**ASSIGNED TASK:** What you return should be the full listing, copied exactly and stripped of its pictures.

**PROVIDED RECORDS:**
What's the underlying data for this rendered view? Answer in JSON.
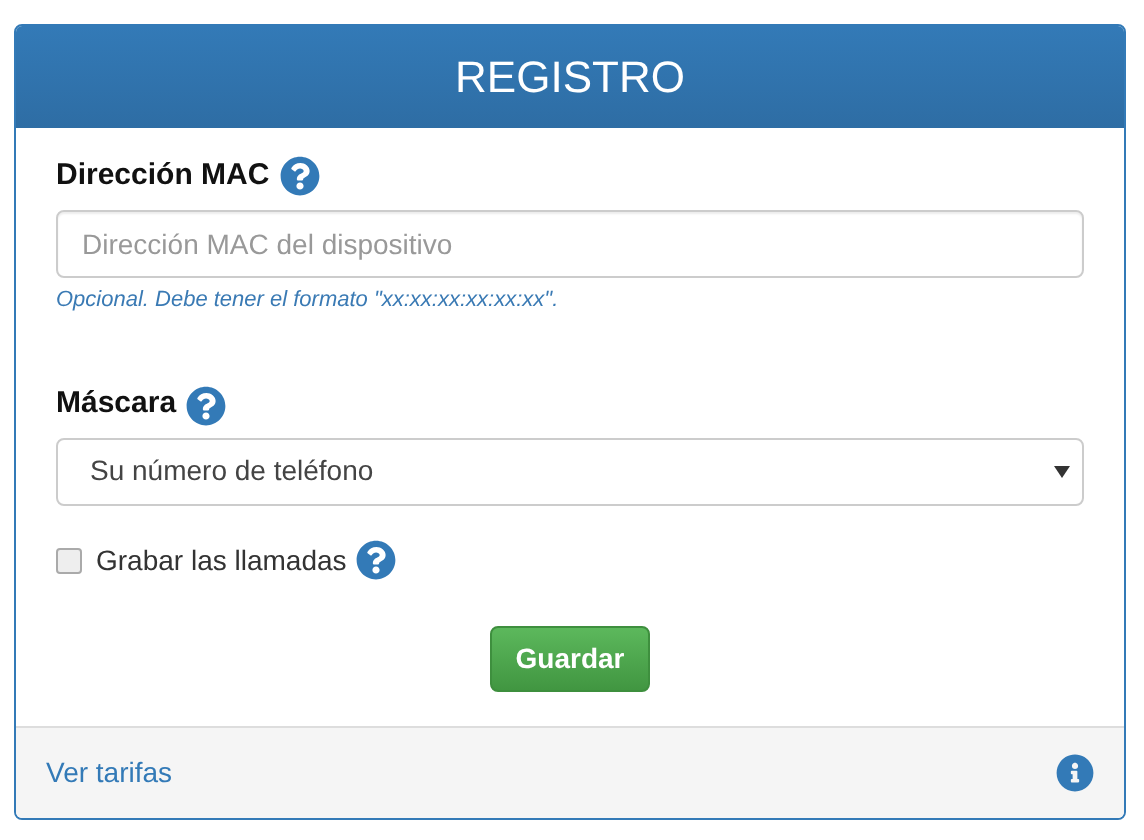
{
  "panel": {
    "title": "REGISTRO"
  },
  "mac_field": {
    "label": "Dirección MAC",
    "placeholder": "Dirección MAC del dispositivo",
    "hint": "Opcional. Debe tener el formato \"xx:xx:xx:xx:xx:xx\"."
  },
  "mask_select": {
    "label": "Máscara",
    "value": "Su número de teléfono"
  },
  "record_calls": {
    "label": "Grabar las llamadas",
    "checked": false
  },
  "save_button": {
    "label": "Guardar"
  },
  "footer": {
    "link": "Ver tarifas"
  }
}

**ANSWER FOR THE TASK:**
What's the underlying data for this rendered view? Answer in JSON.
{
  "panel": {
    "title": "REGISTRO"
  },
  "mac_field": {
    "label": "Dirección MAC",
    "placeholder": "Dirección MAC del dispositivo",
    "hint": "Opcional. Debe tener el formato \"xx:xx:xx:xx:xx:xx\"."
  },
  "mask_select": {
    "label": "Máscara",
    "value": "Su número de teléfono"
  },
  "record_calls": {
    "label": "Grabar las llamadas",
    "checked": false
  },
  "save_button": {
    "label": "Guardar"
  },
  "footer": {
    "link": "Ver tarifas"
  }
}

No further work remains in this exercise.